Many school buildings in England are now in such a poor condition that they pose a “life danger”, according to internal government documents leaked to the Foreman.
Emails sent to Downing Street by senior officials working for Education Minister Nadim Zahawi show they have sounded the alarm on two occasions in the past six weeks.
Officials are urgently calling on the Treasury Department to make additional billions available to increase the number of school rebuilding projects from 50 annually to more than 300.
On March 30, as part of the Department of Education’s (DfE) Weekly Update No. 10, senior officials referred to the problem of school building deterioration under the heading ‘Upcoming Risks and Opportunities’.
They say: “School buildings: The deterioration of the state of school ownership remains a risk, with the state of the apartment financed for the fiscal year [financial year] 2022-23, some sites risk to life, lots of costly and energy efficient repairs rather than rebuilding, rebuilding supply x 3 demand. “
The same email goes on to explain how the Department of Education is struggling with the Treasury for the £13 billion, now available as a result of recent reforms in higher education, to spend on school reforms.
“DfE continues to engage HMT to expand the school rebuilding program by a similar amount, as discussed in the spending review negotiations. This includes increasing the number of School Reconstruction Program projects annually from 50 to more than 300.”
On April 4, officials sounded the alarm again under the heading “Risks and Opportunities” and repeated the warning that some school sites posed a “life danger.” The second email adds: “We would like to increase the scale of rebuilding schools.”
These discoveries will put enormous pressure on both No 10 and the Treasury to divert additional billions to keep schools and pupils safe, at a time when they are already facing calls to help millions of low-income people weather the cost-of-living crisis.
On Saturday, Kevin Courtney, the joint secretary general of the National Education Union, blamed years of Tory cuts in capital spending on schools, and said current problems ranged from hazardous roofs to asbestos.
“All children deserve to learn in high-quality, safe and comfortable buildings,” he said. But in 2022-23, equity financing was £1.9 billion less annually in real terms than it had been in the later years of the Labor government. If the government had not cut off Labour’s school rebuilding programme, another £27 billion could have been spent on school and college buildings. So, while any money spent on school buildings is welcome, the scale must be judged against what has been cut, which is 50 times greater.
“The challenges that need to be addressed are huge. Whether the problem that needs to be addressed is potentially dangerous roofs, energy efficiency retrofits to help meet climate commitments, or basic repairs, the challenge is further complicated by the presence of asbestos in many school buildings. The government needs to Show more ambition and urgently address these issues in a strategic manner.”
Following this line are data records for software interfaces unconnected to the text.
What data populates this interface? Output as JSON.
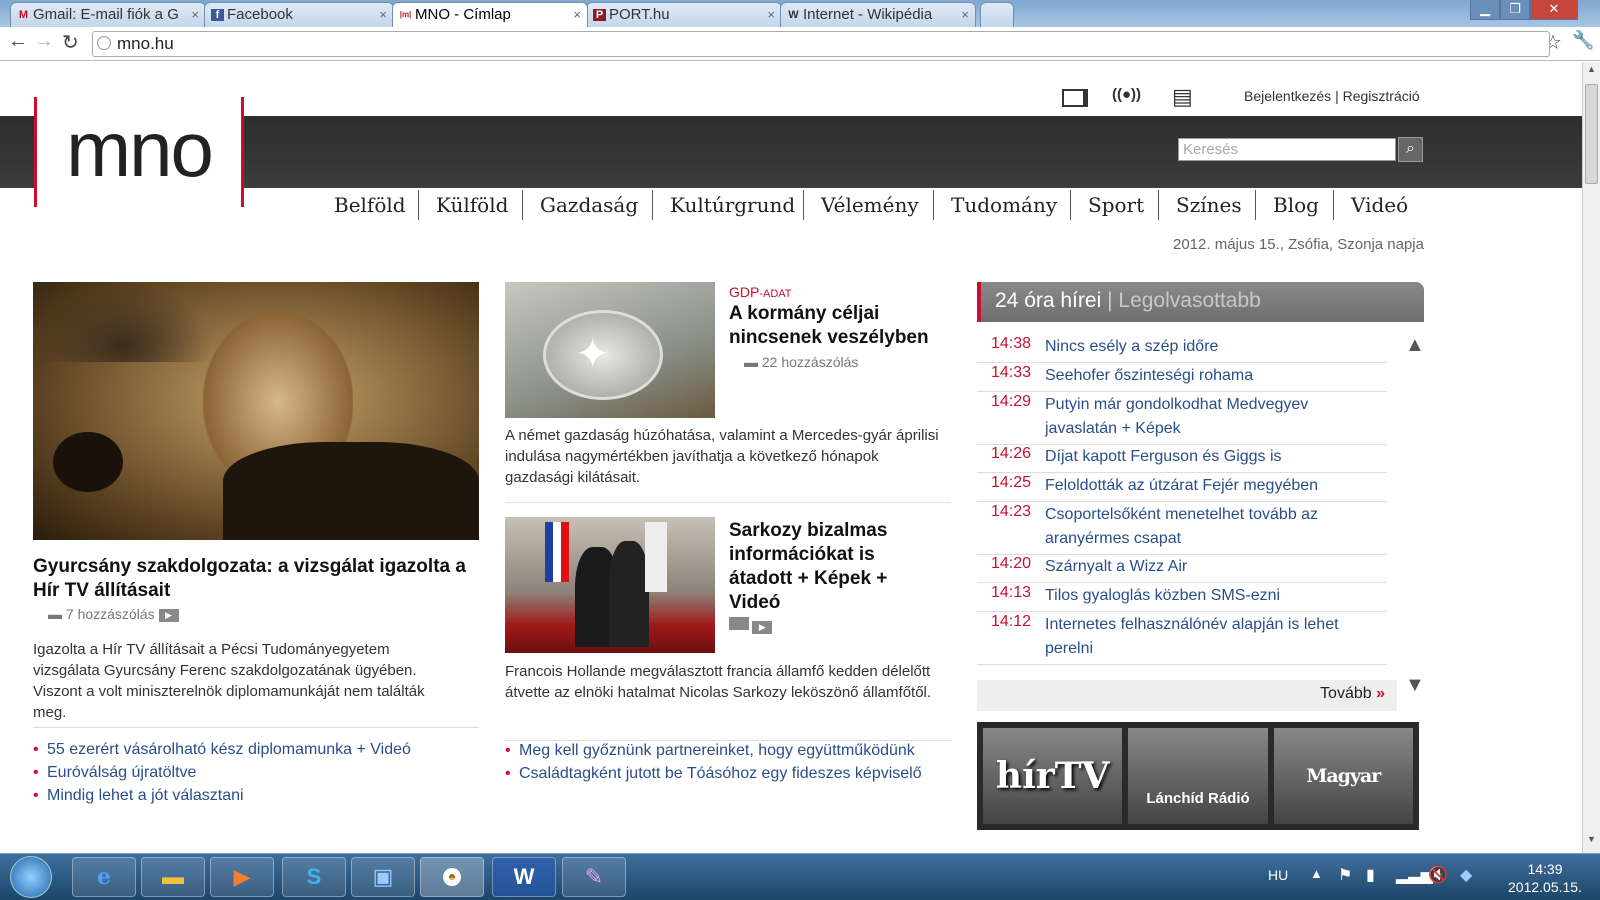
{
  "browser": {
    "tabs": [
      {
        "label": "Gmail: E-mail fiók a G",
        "icon": "gmail-icon",
        "fav": "M",
        "active": false
      },
      {
        "label": "Facebook",
        "icon": "facebook-icon",
        "fav": "f",
        "active": false
      },
      {
        "label": "MNO - Címlap",
        "icon": "mno-icon",
        "fav": "|m|",
        "active": true
      },
      {
        "label": "PORT.hu",
        "icon": "port-icon",
        "fav": "P",
        "active": false
      },
      {
        "label": "Internet - Wikipédia",
        "icon": "wikipedia-icon",
        "fav": "W",
        "active": false
      }
    ],
    "url": "mno.hu"
  },
  "header": {
    "logo": "mno",
    "login": "Bejelentkezés",
    "separator": "|",
    "register": "Regisztráció",
    "search_placeholder": "Keresés",
    "date_line": "2012. május 15., Zsófia, Szonja napja"
  },
  "nav": [
    "Belföld",
    "Külföld",
    "Gazdaság",
    "Kultúrgrund",
    "Vélemény",
    "Tudomány",
    "Sport",
    "Színes",
    "Blog",
    "Videó"
  ],
  "lead": {
    "headline": "Gyurcsány szakdolgozata: a vizsgálat igazolta a Hír TV állításait",
    "comments": "7 hozzászólás",
    "body": "Igazolta a Hír TV állításait a Pécsi Tudományegyetem vizsgálata Gyurcsány Ferenc szakdolgozatának ügyében. Viszont a volt miniszterelnök diplomamunkáját nem találták meg.",
    "links": [
      "55 ezerért vásárolható kész diplomamunka + Videó",
      "Euróválság újratöltve",
      "Mindig lehet a jót választani"
    ]
  },
  "mid": {
    "a1_kicker": "GDP",
    "a1_kicker_sub": "-ADAT",
    "a1_title": "A kormány céljai nincsenek veszélyben",
    "a1_comments": "22 hozzászólás",
    "a1_body": "A német gazdaság húzóhatása, valamint a Mercedes-gyár áprilisi indulása nagymértékben javíthatja a következő hónapok gazdasági kilátásait.",
    "a2_title": "Sarkozy bizalmas információkat is átadott + Képek + Videó",
    "a2_body": "Francois Hollande megválasztott francia államfő kedden délelőtt átvette az elnöki hatalmat Nicolas Sarkozy leköszönő államfőtől.",
    "links": [
      "Meg kell győznünk partnereinket, hogy együttműködünk",
      "Családtagként jutott be Tóásóhoz egy fideszes képviselő"
    ]
  },
  "right": {
    "tab_active": "24 óra hírei",
    "tab_sep": "|",
    "tab_inactive": "Legolvasottabb",
    "news": [
      {
        "time": "14:38",
        "title": "Nincs esély a szép időre"
      },
      {
        "time": "14:33",
        "title": "Seehofer őszinteségi rohama"
      },
      {
        "time": "14:29",
        "title": "Putyin már gondolkodhat Medvegyev javaslatán + Képek"
      },
      {
        "time": "14:26",
        "title": "Díjat kapott Ferguson és Giggs is"
      },
      {
        "time": "14:25",
        "title": "Feloldották az útzárat Fejér megyében"
      },
      {
        "time": "14:23",
        "title": "Csoportelsőként menetelhet tovább az aranyérmes csapat"
      },
      {
        "time": "14:20",
        "title": "Szárnyalt a Wizz Air"
      },
      {
        "time": "14:13",
        "title": "Tilos gyaloglás közben SMS-ezni"
      },
      {
        "time": "14:12",
        "title": "Internetes felhasználónév alapján is lehet perelni"
      }
    ],
    "more": "Tovább",
    "partners": [
      "hírTV",
      "Lánchíd Rádió",
      "Magyar Nemzet"
    ]
  },
  "taskbar": {
    "lang": "HU",
    "time": "14:39",
    "date": "2012.05.15."
  },
  "colors": {
    "accent": "#c8102e",
    "link": "#2a4e8a",
    "band": "#333333"
  }
}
An official briefing in the House of Commons Library in March of this year titled Building Schools and Financing Capital confirms the massive cuts in capital spending since the Conservative Party came to power in 2010.
It says: “Spending generally followed a downward trend between 2009-10 and 2013-2014 and in the years since spending has fluctuated… Overall, capital spending between 2009-10 and 2021-22 fell 25% in monetary terms and 29% After adjusting to take into account inflation (2021 prices – 22)”.
In a statement to the House of Commons in July 2011, then-education minister Michael Gove said Labour’s design Building Schools for the Future “It was not as effective as it could have been.”
Goff said she did not prioritize schools in the worst conditions, and did not buy new buildings at the cheapest possible price. Instead, Goff founded the Priority School Building Programme, which he said would be available to “all schools – academies, community schools, volunteer schools – and local authorities responsible for maintaining a number of schools.” He said it would address the issues and be available to schools with “the greatest need”.
But the leaked documents confirm a gradual deterioration over the next 11 years, despite repeated warnings of an impending crisis.
Bridget Phillipson, Shadow Education Minister, said: “The Conservatives have failed a generation of children by cutting back on investment in our schools over their 12 years in power.
Their neglect is now putting people’s lives at risk, but the Secretary of State still hasn’t been able to persuade the chancellor to act. Labor will build Britain where children come first, but the Conservatives stand idly by while England’s schools deteriorate.”
in 2019 guardian I mentioned that more than One in six schools in England still needs urgent repairsHe cited warnings about schools “falling apart around teachers and pupils.” According to official data at the time, it was found that 17% (3731) of schools had buildings with “elements”, such as a roof, a wall or a window, that needed immediate action.
Of the 21,796 schools for which information was released, 1,313 had those given the worst possible condition, a grade D, defined as “life ended and/or a serious risk of imminent failure.”
A DfE spokesperson said: “The safety of pupils and staff is of paramount importance. We have one of the largest and most comprehensive survey programs in Europe, and this allows us to assess and manage risks in our buildings. We prioritize buildings where there is a health and safety risk and have invested £11.3 billion since 2015 to improve the condition of school buildings and facilities. In addition, the new School Reconstruction Program will change the learning environment in 500 schools over the next decade.”